---------- EXERCISE DATA

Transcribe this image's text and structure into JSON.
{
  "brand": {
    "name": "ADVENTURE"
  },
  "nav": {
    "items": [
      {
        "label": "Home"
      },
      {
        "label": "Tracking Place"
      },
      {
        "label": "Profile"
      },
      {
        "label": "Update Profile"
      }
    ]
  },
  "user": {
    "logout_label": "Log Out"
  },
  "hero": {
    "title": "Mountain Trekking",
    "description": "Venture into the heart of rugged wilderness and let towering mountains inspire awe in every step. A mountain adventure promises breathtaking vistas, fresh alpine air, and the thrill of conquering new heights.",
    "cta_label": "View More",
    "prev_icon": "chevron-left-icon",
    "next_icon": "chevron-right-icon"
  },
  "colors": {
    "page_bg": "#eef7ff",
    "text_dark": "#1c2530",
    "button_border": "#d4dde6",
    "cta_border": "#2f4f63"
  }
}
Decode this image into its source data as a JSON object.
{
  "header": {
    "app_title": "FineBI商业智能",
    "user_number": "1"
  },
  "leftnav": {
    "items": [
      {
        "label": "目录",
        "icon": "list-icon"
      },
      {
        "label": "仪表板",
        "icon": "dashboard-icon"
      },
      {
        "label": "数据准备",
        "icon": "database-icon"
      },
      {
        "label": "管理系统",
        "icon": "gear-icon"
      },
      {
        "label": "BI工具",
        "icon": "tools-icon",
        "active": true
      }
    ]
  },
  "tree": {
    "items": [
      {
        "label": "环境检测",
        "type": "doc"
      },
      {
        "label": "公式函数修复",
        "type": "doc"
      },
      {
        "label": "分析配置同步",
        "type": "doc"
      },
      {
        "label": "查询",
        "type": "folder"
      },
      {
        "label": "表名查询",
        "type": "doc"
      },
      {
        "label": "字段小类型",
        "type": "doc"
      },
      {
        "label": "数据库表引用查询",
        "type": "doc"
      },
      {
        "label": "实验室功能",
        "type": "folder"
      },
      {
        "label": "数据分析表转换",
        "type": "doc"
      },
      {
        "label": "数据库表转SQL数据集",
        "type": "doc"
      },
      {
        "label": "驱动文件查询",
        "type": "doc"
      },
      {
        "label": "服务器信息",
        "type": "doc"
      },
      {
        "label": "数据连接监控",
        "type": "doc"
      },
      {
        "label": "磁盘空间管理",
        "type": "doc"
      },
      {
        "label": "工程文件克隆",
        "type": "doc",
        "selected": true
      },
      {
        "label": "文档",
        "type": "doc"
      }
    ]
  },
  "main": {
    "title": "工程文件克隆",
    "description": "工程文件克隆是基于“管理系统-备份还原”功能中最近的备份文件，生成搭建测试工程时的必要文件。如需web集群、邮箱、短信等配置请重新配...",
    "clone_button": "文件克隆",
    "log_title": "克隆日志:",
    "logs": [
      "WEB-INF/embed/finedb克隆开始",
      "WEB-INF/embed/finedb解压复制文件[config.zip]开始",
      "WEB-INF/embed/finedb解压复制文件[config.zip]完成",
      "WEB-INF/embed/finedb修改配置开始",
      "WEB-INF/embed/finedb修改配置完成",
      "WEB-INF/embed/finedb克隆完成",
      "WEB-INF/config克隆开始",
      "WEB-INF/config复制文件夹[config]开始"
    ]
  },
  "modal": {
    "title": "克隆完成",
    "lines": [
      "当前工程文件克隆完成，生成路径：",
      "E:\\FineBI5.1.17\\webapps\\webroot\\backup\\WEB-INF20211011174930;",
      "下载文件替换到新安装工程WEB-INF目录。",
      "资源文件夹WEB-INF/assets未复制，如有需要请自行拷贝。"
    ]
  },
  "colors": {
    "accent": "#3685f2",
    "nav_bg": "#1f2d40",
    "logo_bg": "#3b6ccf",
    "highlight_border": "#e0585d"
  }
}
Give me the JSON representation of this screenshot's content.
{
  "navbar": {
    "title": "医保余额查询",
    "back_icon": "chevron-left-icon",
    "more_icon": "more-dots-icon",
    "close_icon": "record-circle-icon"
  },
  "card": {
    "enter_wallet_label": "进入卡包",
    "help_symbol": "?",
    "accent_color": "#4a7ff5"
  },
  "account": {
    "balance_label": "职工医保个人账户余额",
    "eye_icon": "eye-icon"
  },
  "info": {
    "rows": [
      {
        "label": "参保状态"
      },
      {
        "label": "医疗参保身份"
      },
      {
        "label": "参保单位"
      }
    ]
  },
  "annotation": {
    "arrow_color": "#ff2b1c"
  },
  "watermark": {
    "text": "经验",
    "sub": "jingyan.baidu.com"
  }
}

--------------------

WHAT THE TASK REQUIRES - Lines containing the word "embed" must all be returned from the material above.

EXERCISE SOLUTION -
      "WEB-INF/embed/finedb克隆开始",
      "WEB-INF/embed/finedb解压复制文件[config.zip]开始",
      "WEB-INF/embed/finedb解压复制文件[config.zip]完成",
      "WEB-INF/embed/finedb修改配置开始",
      "WEB-INF/embed/finedb修改配置完成",
      "WEB-INF/embed/finedb克隆完成",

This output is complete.